lished by the Church. Exorcism is directed at the expulsion of demons or

to the liberation from demonic possession through the spiritual authority

which Jesus entrusted to his Church. Illness, especially psychological illness,

is a very different matter; treating this is the concern of medical science.

Therefore, before an exorcism is performed, it is important to ascertain that

one is dealing with the presence of the Evil One, and not an illness.


Popular piety


Besides sacramental liturgy and sacramentals, catechesis

must take into account the forms of piety and popular devotions

among the faithful. The religious sense of the Christian people has

always found expression in various forms of piety surrounding the

Church’s sacramental life, such as the veneration of relics, visits to

sanctuaries, pilgrimages, processions, the stations of the cross,

religious dances, the rosary, medals,




These expressions of piety extend the liturgical life of the Church,

but do not replace it. They “should be so drawn up that they harmonize

with the liturgical seasons, accord with the sacred liturgy, are in some way

derived from it and lead the people to it, since in fact the liturgy by its very

nature is far superior to any of them.”



Pastoral discernment is needed to sustain and support popular

piety and, if necessary, to purify and correct the religious sense which

underlies these devotions so that the faithful may advance in knowledge

of the mystery of Christ.


Their exercise is subject to the care and

judgment of the bishops and to the general norms of the Church.

At its core the piety of the people is a storehouse of values

that offers answers of Christian wisdom to the great ques-

tions of life. The Catholic wisdom of the people is capable of

fashioning a vital synthesis. . . . It creatively combines the

divine and the human, Christ and Mary, spirit and body,
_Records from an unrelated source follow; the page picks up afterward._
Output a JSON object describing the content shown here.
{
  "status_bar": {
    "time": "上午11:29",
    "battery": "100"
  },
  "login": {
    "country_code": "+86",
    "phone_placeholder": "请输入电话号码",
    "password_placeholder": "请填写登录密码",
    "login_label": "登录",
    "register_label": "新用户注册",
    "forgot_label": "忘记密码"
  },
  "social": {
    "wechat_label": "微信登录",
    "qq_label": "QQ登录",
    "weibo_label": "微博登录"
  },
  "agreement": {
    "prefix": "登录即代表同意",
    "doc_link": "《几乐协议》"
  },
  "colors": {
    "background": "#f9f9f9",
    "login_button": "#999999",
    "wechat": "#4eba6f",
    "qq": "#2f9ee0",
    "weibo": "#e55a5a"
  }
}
communion and institution, person and community, faith

and homeland, intelligence and emotion. This wisdom is a

Christian humanism that radically affirms the dignity of

every person as a child of God, establishes a basic fraternity,
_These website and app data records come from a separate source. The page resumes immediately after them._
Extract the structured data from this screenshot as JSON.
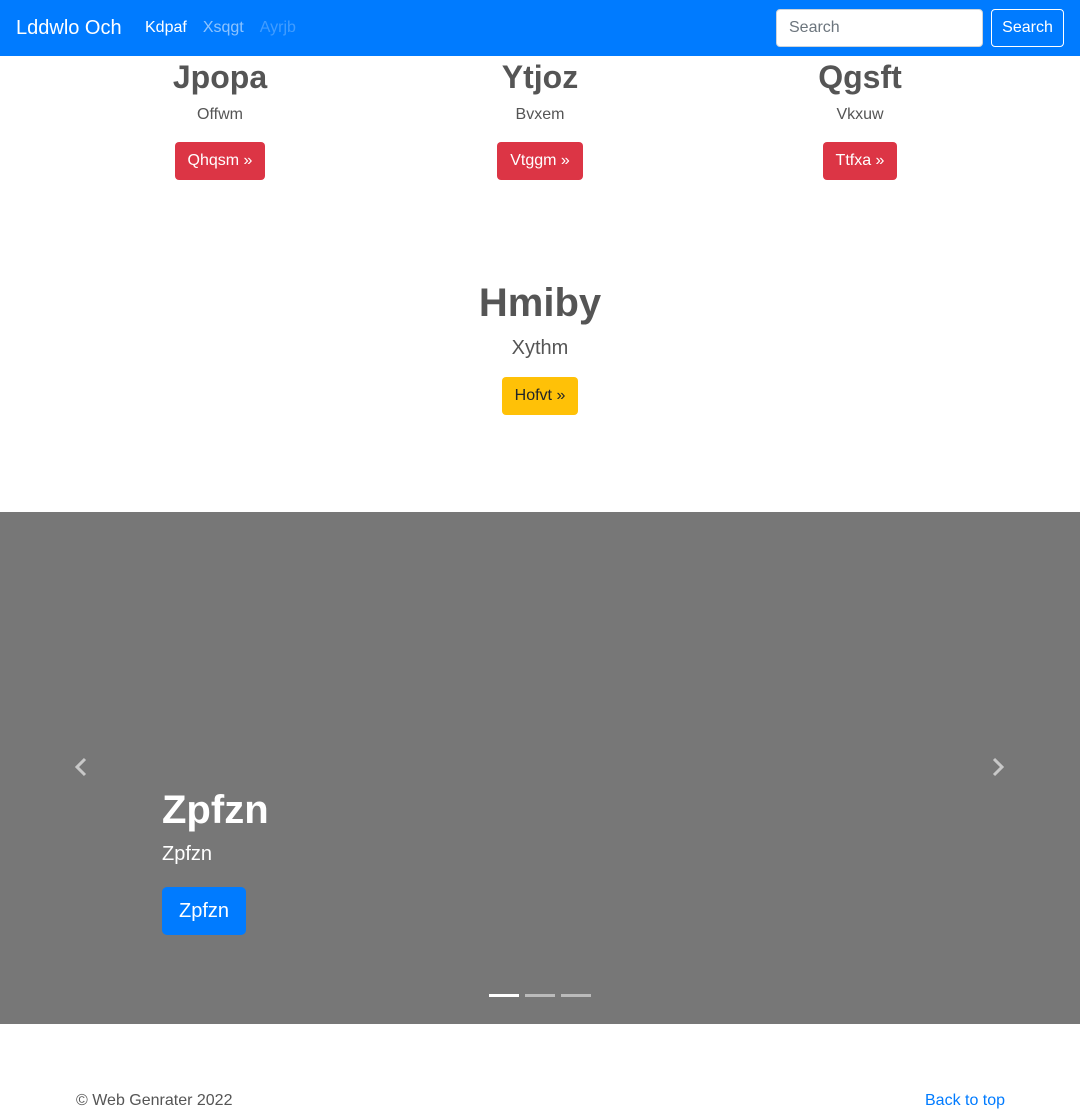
{
  "navbar": {
    "brand": "Lddwlo Och",
    "links": [
      {
        "label": "Kdpaf",
        "state": "active"
      },
      {
        "label": "Xsqgt",
        "state": "normal"
      },
      {
        "label": "Ayrjb",
        "state": "disabled"
      }
    ],
    "search_placeholder": "Search",
    "search_button": "Search"
  },
  "features": [
    {
      "title": "Jpopa",
      "text": "Offwm",
      "button": "Qhqsm »"
    },
    {
      "title": "Ytjoz",
      "text": "Bvxem",
      "button": "Vtggm »"
    },
    {
      "title": "Qgsft",
      "text": "Vkxuw",
      "button": "Ttfxa »"
    }
  ],
  "hero": {
    "title": "Hmiby",
    "lead": "Xythm",
    "button": "Hofvt »"
  },
  "carousel": {
    "title": "Zpfzn",
    "text": "Zpfzn",
    "button": "Zpfzn",
    "prev_icon": "chevron-left-icon",
    "next_icon": "chevron-right-icon",
    "slide_count": 3,
    "active_slide": 1
  },
  "footer": {
    "copyright": "© Web Genrater 2022",
    "back_to_top": "Back to top"
  },
  "colors": {
    "primary": "#007bff",
    "danger": "#dc3545",
    "warning": "#ffc107",
    "carousel_bg": "#777777"
  }
}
teaches people to encounter nature and understand work,

provides reasons for joy and humor even in the midst of a

very hard life. For the people this wisdom is also a principle
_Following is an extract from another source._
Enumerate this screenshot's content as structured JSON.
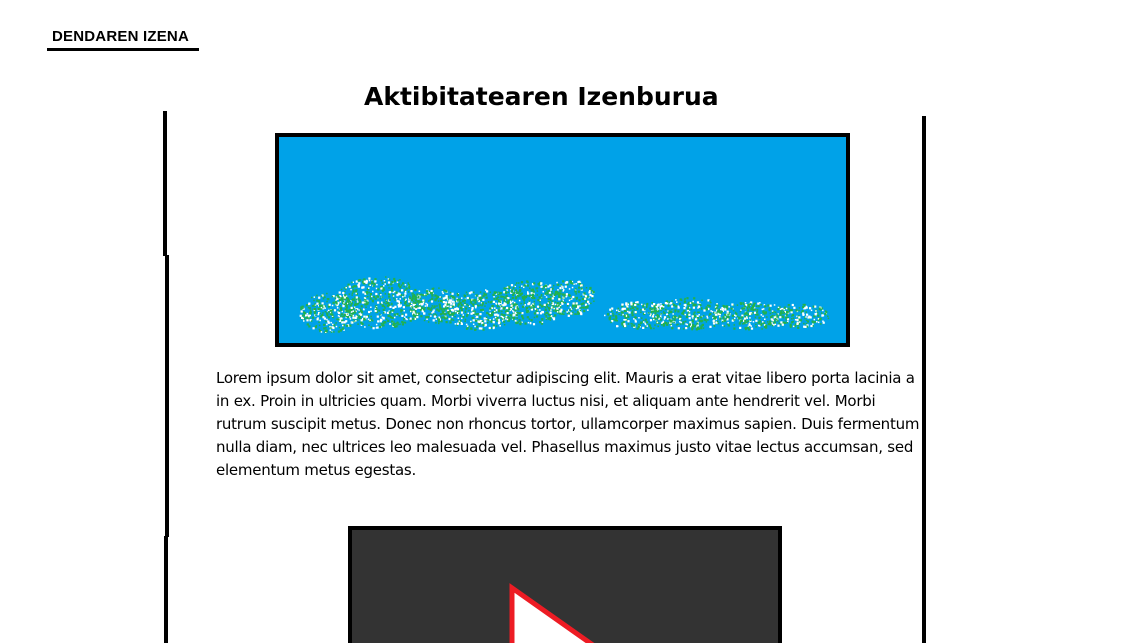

of discernment and an evangelical instinct through which

they spontaneously sense when the Gospel is served in the

Church and when it is emptied of its content and stifled by

other interests.


179 Cf. CIC, can. 1172.

180 Cf. Council of Nicæa II: DS 601; 603; Council of Trent: DS 1822.



13 § 3.

182 Cf. John Paul II,



183 CELAM, Third General Conference (Puebla, 1979), Final Document, § 448

(tr. NCCB, 1979); cf. Paul VI,




2669, 2678